ACTIVITY: Copy each line below in which the word "startTime" occurs.

DATA FOR PROCESSING:
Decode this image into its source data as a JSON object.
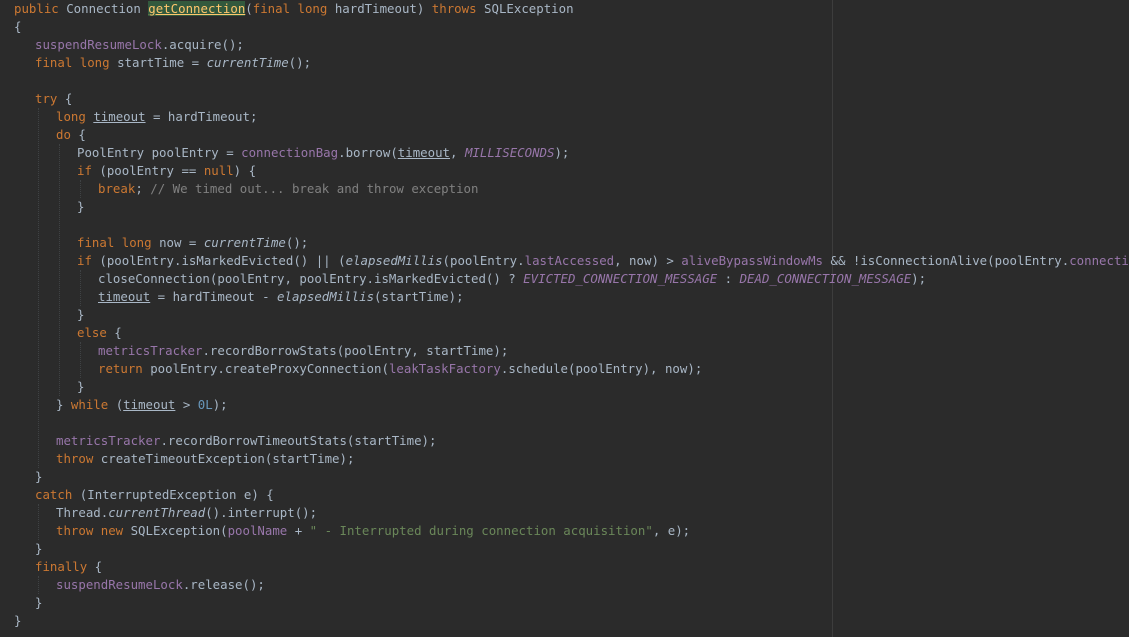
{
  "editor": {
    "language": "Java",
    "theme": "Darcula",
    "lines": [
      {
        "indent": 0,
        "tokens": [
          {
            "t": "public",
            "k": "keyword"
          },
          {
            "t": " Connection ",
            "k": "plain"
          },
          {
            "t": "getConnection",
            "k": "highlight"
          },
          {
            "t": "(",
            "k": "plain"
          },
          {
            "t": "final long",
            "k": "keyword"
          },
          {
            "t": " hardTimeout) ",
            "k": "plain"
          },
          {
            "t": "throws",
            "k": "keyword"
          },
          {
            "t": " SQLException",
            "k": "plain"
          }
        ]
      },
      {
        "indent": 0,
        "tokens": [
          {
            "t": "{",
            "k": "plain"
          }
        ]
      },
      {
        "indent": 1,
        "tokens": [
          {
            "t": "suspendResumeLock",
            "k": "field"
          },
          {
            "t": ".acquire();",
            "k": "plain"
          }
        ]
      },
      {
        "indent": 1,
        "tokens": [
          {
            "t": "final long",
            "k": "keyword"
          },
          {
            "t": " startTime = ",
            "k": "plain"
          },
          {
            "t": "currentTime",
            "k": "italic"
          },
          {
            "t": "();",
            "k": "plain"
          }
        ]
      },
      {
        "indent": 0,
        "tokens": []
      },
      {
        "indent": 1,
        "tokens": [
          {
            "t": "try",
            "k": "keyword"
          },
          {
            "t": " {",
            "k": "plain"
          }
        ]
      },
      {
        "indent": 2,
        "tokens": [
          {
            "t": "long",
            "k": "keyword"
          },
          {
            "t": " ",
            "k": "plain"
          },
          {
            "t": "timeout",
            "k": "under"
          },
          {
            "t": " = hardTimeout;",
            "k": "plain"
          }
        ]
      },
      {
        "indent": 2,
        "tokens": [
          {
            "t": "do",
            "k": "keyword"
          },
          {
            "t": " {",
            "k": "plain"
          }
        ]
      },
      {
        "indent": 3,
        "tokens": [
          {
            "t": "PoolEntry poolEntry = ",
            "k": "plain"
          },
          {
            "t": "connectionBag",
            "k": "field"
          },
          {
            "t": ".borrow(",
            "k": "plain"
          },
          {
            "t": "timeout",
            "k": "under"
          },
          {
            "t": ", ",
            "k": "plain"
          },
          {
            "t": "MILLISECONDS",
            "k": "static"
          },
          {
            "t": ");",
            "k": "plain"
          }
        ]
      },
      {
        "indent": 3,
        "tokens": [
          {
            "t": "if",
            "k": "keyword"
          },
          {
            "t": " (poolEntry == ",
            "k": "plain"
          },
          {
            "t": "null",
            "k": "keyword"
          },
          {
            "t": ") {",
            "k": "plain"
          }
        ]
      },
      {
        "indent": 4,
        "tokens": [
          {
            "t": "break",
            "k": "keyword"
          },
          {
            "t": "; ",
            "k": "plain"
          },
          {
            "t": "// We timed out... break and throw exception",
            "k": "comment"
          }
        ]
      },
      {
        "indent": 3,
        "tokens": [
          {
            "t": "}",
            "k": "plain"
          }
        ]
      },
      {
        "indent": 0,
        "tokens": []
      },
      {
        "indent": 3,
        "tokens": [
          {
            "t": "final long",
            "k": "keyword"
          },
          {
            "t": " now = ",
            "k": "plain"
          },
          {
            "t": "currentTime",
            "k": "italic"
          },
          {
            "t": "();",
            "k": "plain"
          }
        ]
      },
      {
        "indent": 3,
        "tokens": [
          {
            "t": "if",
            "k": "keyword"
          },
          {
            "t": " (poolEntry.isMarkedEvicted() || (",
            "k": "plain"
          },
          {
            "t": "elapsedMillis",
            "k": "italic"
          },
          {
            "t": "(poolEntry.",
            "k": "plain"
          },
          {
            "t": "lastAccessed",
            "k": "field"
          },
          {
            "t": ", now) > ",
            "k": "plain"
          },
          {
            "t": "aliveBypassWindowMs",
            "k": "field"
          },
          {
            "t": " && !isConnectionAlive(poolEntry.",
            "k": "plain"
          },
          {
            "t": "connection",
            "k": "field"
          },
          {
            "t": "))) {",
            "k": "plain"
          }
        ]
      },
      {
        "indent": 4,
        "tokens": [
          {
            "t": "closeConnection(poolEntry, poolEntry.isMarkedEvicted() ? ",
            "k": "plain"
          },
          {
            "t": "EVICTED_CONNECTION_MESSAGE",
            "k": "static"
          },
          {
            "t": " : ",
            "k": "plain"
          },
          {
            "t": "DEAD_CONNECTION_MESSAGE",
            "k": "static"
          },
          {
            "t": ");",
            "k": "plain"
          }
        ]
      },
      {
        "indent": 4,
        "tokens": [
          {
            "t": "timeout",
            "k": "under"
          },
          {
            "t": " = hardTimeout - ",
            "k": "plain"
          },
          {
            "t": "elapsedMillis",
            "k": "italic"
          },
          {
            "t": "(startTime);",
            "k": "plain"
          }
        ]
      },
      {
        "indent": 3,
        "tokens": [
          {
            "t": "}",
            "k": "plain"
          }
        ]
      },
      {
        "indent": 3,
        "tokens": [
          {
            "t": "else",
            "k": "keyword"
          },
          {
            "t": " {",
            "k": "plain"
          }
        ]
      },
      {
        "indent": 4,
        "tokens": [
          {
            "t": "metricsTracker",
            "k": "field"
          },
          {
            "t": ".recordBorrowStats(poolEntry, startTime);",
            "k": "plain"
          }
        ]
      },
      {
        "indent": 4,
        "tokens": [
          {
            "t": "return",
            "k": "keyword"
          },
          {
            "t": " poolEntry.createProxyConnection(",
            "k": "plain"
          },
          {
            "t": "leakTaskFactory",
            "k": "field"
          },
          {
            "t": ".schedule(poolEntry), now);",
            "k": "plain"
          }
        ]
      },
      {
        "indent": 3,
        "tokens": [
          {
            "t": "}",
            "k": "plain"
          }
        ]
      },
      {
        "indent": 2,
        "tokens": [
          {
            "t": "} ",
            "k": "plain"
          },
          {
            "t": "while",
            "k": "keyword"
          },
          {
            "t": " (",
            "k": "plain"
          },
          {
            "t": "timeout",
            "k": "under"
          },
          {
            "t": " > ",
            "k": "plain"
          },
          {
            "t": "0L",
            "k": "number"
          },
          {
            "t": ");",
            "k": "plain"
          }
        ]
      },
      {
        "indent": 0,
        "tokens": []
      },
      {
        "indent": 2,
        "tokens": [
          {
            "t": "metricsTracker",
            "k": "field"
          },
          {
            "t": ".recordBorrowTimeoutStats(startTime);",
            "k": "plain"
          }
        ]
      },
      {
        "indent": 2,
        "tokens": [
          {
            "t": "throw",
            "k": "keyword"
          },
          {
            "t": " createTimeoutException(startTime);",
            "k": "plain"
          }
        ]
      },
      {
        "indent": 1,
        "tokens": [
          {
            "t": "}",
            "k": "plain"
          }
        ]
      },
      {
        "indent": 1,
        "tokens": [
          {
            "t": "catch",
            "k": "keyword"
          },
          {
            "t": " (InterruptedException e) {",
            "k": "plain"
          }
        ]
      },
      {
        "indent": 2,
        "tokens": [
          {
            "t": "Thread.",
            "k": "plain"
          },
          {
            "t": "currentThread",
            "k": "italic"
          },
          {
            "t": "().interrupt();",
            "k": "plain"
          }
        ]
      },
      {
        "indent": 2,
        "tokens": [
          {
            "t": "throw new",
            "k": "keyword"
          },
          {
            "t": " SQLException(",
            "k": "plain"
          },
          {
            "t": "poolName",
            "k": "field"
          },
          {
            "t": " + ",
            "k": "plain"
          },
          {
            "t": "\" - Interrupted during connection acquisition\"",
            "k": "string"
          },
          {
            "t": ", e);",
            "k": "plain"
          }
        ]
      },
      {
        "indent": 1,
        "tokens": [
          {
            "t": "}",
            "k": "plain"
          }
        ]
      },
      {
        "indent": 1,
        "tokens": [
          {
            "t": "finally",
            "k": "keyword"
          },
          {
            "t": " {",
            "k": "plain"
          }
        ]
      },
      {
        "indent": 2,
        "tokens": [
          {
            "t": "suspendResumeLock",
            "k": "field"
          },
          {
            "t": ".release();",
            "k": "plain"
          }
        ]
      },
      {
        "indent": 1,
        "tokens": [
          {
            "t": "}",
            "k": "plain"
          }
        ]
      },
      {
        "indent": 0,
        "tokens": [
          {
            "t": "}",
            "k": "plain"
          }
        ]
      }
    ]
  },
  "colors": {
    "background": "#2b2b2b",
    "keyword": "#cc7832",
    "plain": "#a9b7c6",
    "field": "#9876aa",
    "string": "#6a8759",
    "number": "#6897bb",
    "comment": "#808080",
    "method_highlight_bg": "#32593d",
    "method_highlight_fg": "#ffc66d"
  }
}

ANSWER TO THE PROBLEM:
            "t": " startTime = ",
            "t": "(startTime);",
            "t": ".recordBorrowStats(poolEntry, startTime);",
            "t": ".recordBorrowTimeoutStats(startTime);",
            "t": " createTimeoutException(startTime);",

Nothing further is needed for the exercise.